• Brief:
Leave out the images and repeat every entry below exactly.

------ Extracted information ------

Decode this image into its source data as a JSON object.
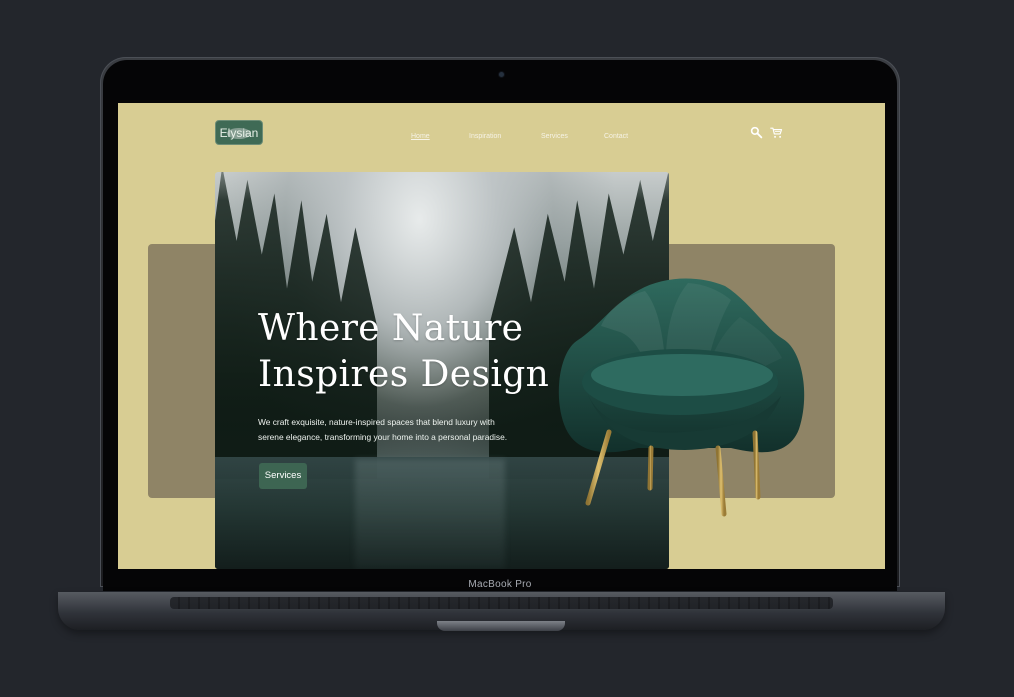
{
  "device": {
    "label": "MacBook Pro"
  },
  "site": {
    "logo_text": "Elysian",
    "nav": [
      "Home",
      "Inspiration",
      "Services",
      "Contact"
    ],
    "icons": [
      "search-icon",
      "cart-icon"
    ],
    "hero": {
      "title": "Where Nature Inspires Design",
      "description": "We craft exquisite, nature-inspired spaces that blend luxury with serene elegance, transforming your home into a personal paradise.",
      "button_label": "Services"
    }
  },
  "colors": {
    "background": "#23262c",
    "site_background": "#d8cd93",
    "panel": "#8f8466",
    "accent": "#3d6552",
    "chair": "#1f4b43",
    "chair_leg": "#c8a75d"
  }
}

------

• Solution to the problem:
Decode this image into its source data as a JSON object.
{
  "device": {
    "label": "MacBook Pro"
  },
  "site": {
    "logo_text": "Elysian",
    "nav": [
      "Home",
      "Inspiration",
      "Services",
      "Contact"
    ],
    "icons": [
      "search-icon",
      "cart-icon"
    ],
    "hero": {
      "title": "Where Nature Inspires Design",
      "description": "We craft exquisite, nature-inspired spaces that blend luxury with serene elegance, transforming your home into a personal paradise.",
      "button_label": "Services"
    }
  },
  "colors": {
    "background": "#23262c",
    "site_background": "#d8cd93",
    "panel": "#8f8466",
    "accent": "#3d6552",
    "chair": "#1f4b43",
    "chair_leg": "#c8a75d"
  }
}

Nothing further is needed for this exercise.